● WHAT YOU HAVE TO DO
Please restate each entry exactly, without skipping any.

═══ THE RECORDS

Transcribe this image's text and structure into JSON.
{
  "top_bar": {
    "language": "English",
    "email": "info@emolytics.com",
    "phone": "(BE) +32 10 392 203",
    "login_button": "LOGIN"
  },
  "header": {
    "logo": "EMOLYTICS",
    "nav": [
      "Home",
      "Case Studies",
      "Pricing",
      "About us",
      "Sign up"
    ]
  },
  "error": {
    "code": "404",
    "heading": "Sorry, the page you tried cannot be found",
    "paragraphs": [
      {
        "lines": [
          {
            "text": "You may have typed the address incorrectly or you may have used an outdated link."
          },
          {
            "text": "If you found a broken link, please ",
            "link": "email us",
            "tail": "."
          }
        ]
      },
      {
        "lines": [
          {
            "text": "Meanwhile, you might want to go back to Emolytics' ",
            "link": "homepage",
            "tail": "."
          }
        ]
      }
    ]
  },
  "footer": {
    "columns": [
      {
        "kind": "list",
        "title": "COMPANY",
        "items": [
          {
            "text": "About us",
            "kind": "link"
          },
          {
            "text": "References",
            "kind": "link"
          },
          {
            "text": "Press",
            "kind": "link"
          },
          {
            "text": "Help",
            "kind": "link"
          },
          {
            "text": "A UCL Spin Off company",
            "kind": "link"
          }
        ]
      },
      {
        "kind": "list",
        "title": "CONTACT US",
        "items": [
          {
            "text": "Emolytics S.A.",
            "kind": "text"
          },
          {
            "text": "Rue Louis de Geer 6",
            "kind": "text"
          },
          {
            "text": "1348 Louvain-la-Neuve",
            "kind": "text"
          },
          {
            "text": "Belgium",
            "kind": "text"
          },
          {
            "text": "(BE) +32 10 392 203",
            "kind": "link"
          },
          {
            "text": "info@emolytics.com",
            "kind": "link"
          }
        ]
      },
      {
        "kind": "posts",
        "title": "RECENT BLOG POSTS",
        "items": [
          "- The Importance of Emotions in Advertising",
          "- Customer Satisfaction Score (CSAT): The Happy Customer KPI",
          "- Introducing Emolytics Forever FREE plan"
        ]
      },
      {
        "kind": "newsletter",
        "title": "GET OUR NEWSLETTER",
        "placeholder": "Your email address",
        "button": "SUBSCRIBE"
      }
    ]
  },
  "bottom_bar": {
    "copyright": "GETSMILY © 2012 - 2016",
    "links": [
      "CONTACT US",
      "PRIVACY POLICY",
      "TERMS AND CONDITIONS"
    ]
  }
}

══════

● ANSWER FOR THE TASK
Transcribe this image's text and structure into JSON.
{
  "top_bar": {
    "language": "English",
    "email": "info@emolytics.com",
    "phone": "(BE) +32 10 392 203",
    "login_button": "LOGIN"
  },
  "header": {
    "logo": "EMOLYTICS",
    "nav": [
      "Home",
      "Case Studies",
      "Pricing",
      "About us",
      "Sign up"
    ]
  },
  "error": {
    "code": "404",
    "heading": "Sorry, the page you tried cannot be found",
    "paragraphs": [
      {
        "lines": [
          {
            "text": "You may have typed the address incorrectly or you may have used an outdated link."
          },
          {
            "text": "If you found a broken link, please ",
            "link": "email us",
            "tail": "."
          }
        ]
      },
      {
        "lines": [
          {
            "text": "Meanwhile, you might want to go back to Emolytics' ",
            "link": "homepage",
            "tail": "."
          }
        ]
      }
    ]
  },
  "footer": {
    "columns": [
      {
        "kind": "list",
        "title": "COMPANY",
        "items": [
          {
            "text": "About us",
            "kind": "link"
          },
          {
            "text": "References",
            "kind": "link"
          },
          {
            "text": "Press",
            "kind": "link"
          },
          {
            "text": "Help",
            "kind": "link"
          },
          {
            "text": "A UCL Spin Off company",
            "kind": "link"
          }
        ]
      },
      {
        "kind": "list",
        "title": "CONTACT US",
        "items": [
          {
            "text": "Emolytics S.A.",
            "kind": "text"
          },
          {
            "text": "Rue Louis de Geer 6",
            "kind": "text"
          },
          {
            "text": "1348 Louvain-la-Neuve",
            "kind": "text"
          },
          {
            "text": "Belgium",
            "kind": "text"
          },
          {
            "text": "(BE) +32 10 392 203",
            "kind": "link"
          },
          {
            "text": "info@emolytics.com",
            "kind": "link"
          }
        ]
      },
      {
        "kind": "posts",
        "title": "RECENT BLOG POSTS",
        "items": [
          "- The Importance of Emotions in Advertising",
          "- Customer Satisfaction Score (CSAT): The Happy Customer KPI",
          "- Introducing Emolytics Forever FREE plan"
        ]
      },
      {
        "kind": "newsletter",
        "title": "GET OUR NEWSLETTER",
        "placeholder": "Your email address",
        "button": "SUBSCRIBE"
      }
    ]
  },
  "bottom_bar": {
    "copyright": "GETSMILY © 2012 - 2016",
    "links": [
      "CONTACT US",
      "PRIVACY POLICY",
      "TERMS AND CONDITIONS"
    ]
  }
}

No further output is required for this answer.